**What the exercise asks**. Collect the lines of the entries where "chevron" shows up.

[Dataset extract]

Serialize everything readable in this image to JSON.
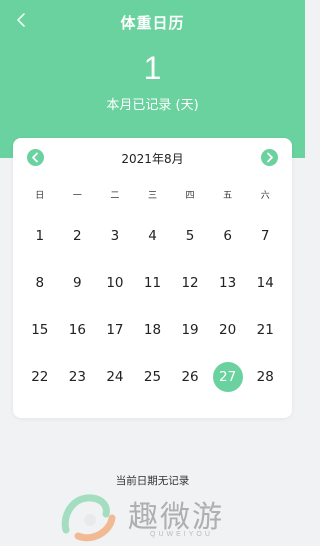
{
  "header": {
    "title": "体重日历",
    "record_count": "1",
    "record_label": "本月已记录 (天)"
  },
  "calendar": {
    "month_title": "2021年8月",
    "weekdays": [
      "日",
      "一",
      "二",
      "三",
      "四",
      "五",
      "六"
    ],
    "days": [
      "1",
      "2",
      "3",
      "4",
      "5",
      "6",
      "7",
      "8",
      "9",
      "10",
      "11",
      "12",
      "13",
      "14",
      "15",
      "16",
      "17",
      "18",
      "19",
      "20",
      "21",
      "22",
      "23",
      "24",
      "25",
      "26",
      "27",
      "28"
    ],
    "selected_day": "27"
  },
  "status": {
    "no_record_text": "当前日期无记录"
  },
  "watermark": {
    "text": "趣微游",
    "sub": "QUWEIYOU"
  },
  "colors": {
    "accent": "#6ad29e",
    "background": "#f1f2f4"
  },
  "icons": {
    "back": "chevron-left-icon",
    "prev": "chevron-left-circle-icon",
    "next": "chevron-right-circle-icon"
  }
}
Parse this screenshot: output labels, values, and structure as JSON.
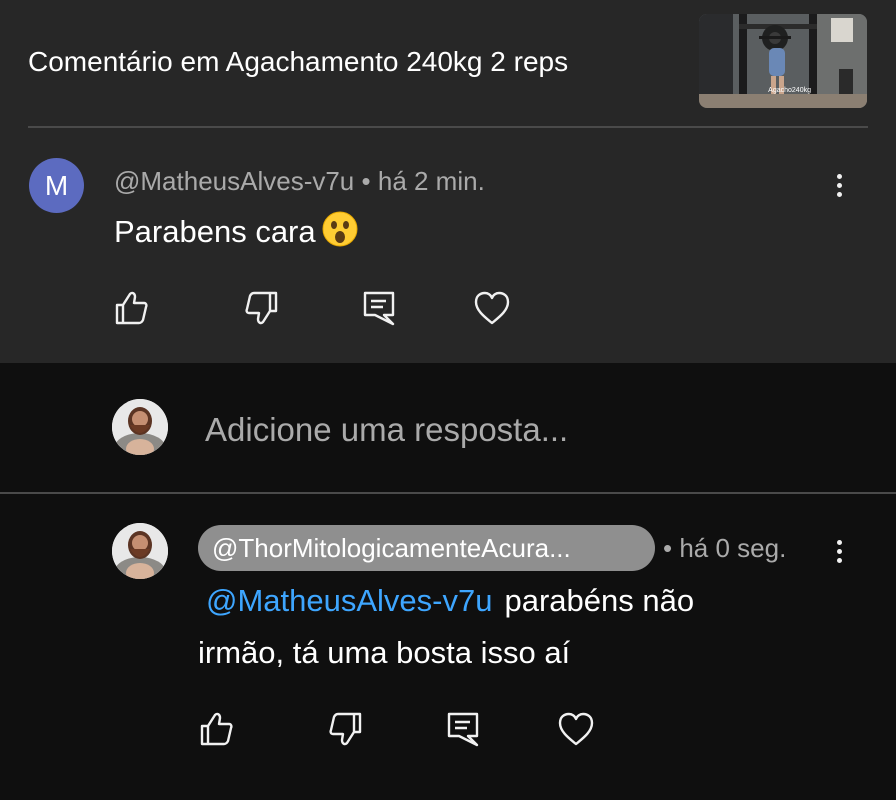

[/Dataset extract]

**Answer for the task**.
    "back": "chevron-left-icon",
    "prev": "chevron-left-circle-icon",
    "next": "chevron-right-circle-icon"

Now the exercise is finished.